Using the material below, state how many of its lines contain the string "author", with no other words.

══════════════════════════════

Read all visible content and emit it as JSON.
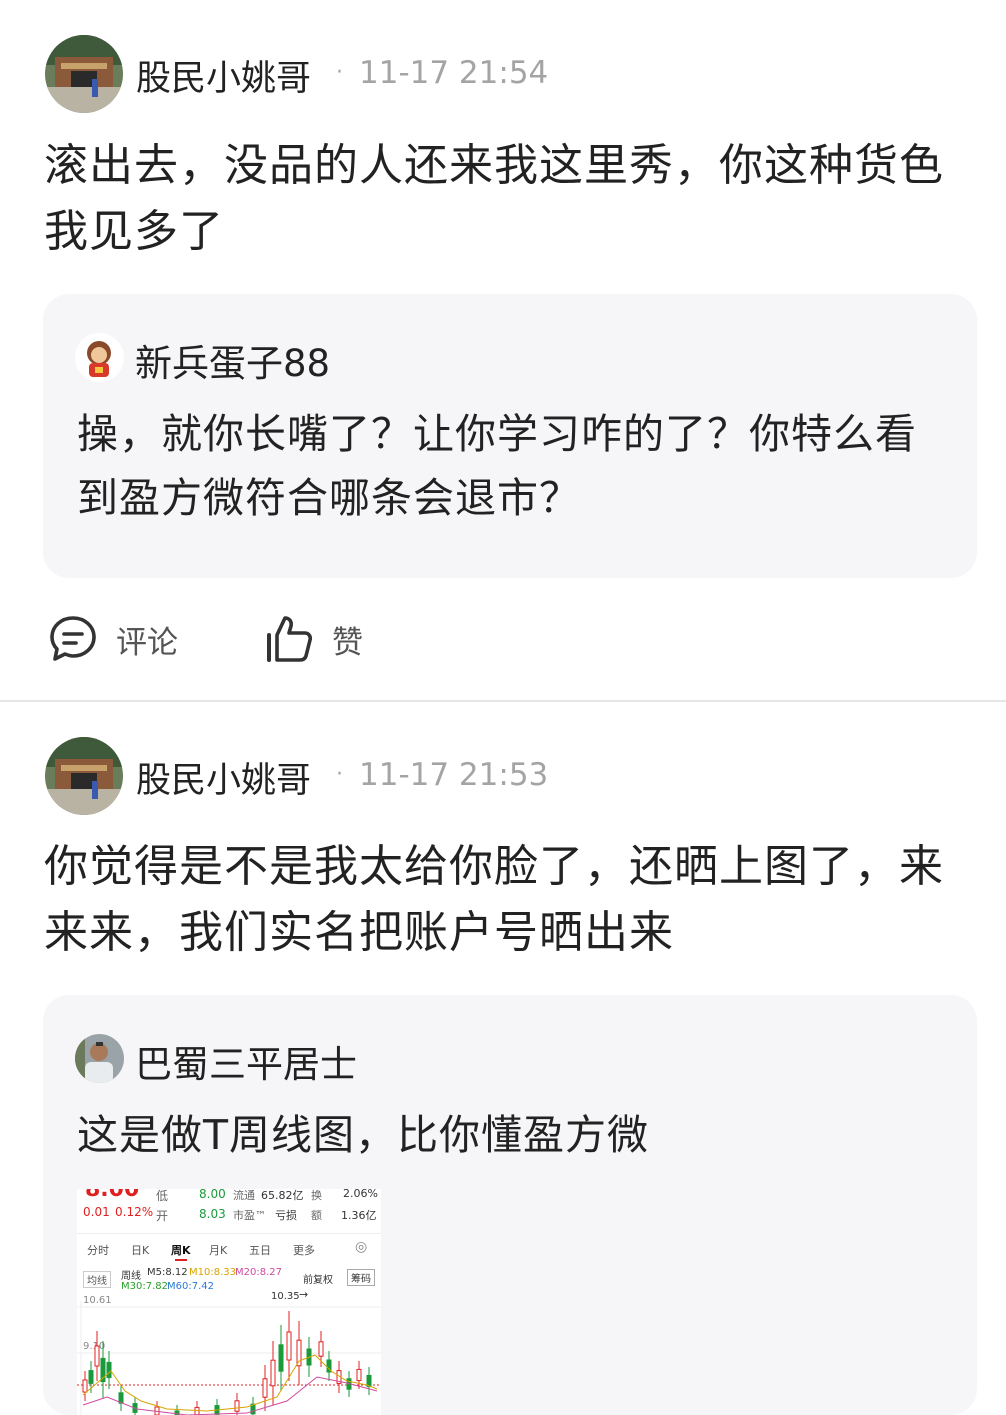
{
  "colors": {
    "text": "#222222",
    "muted": "#a4a4a4",
    "quote_bg": "#f6f6f8",
    "up": "#e02020",
    "down": "#1a9a3a"
  },
  "posts": [
    {
      "author": "股民小姚哥",
      "dot": "·",
      "time": "11-17 21:54",
      "text_lines": [
        "滚出去，没品的人还来我这里秀，你这种货色",
        "我见多了"
      ],
      "quote": {
        "author": "新兵蛋子88",
        "text_lines": [
          "操，就你长嘴了？让你学习咋的了？你特么看",
          "到盈方微符合哪条会退市？"
        ]
      },
      "actions": {
        "comment_label": "评论",
        "like_label": "赞"
      }
    },
    {
      "author": "股民小姚哥",
      "dot": "·",
      "time": "11-17 21:53",
      "text_lines": [
        "你觉得是不是我太给你脸了，还晒上图了，来",
        "来来，我们实名把账户号晒出来"
      ],
      "quote": {
        "author": "巴蜀三平居士",
        "text_lines": [
          "这是做T周线图，比你懂盈方微"
        ],
        "image": {
          "change": "0.01",
          "change_pct": "0.12%",
          "low_label": "低",
          "low_value": "8.00",
          "open_label": "开",
          "open_value": "8.03",
          "float_label": "流通",
          "float_value": "65.82亿",
          "turnover_label": "换",
          "turnover_value": "2.06%",
          "pe_label": "市盈™",
          "pe_value": "亏损",
          "amount_label": "额",
          "amount_value": "1.36亿",
          "tabs": [
            "分时",
            "日K",
            "周K",
            "月K",
            "五日",
            "更多"
          ],
          "active_tab": "周K",
          "ma_button": "均线",
          "ma_label": "周线",
          "m5": "M5:8.12",
          "m10": "M10:8.33",
          "m20": "M20:8.27",
          "m30": "M30:7.82",
          "m60": "M60:7.42",
          "adjust": "前复权",
          "chips": "筹码",
          "high_price": "10.61",
          "mid_price": "9.10",
          "peak_label": "10.35"
        }
      }
    }
  ]
}
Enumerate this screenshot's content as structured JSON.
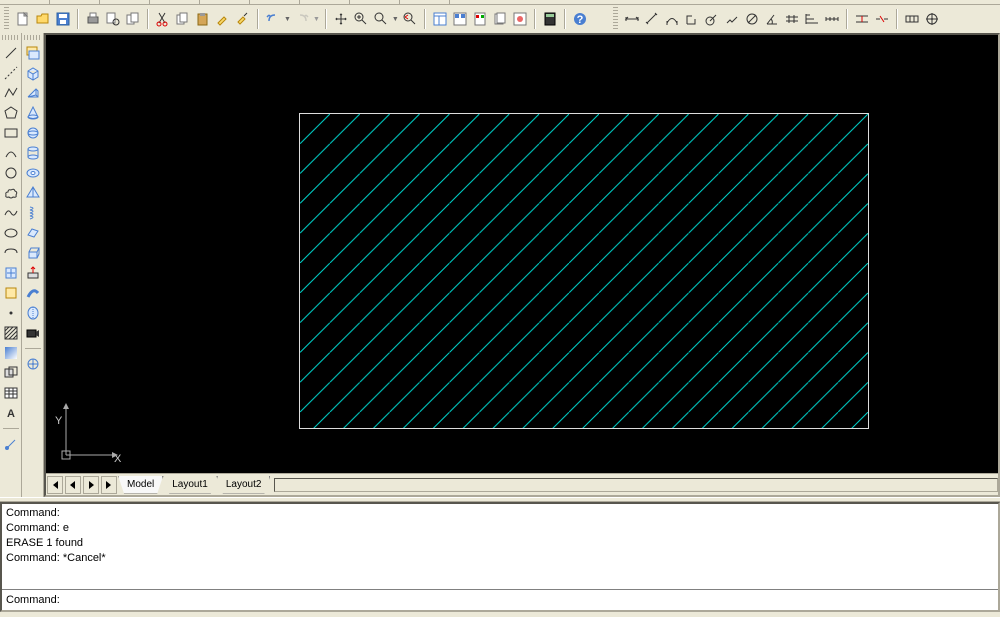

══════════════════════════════

[Worked solution]: 4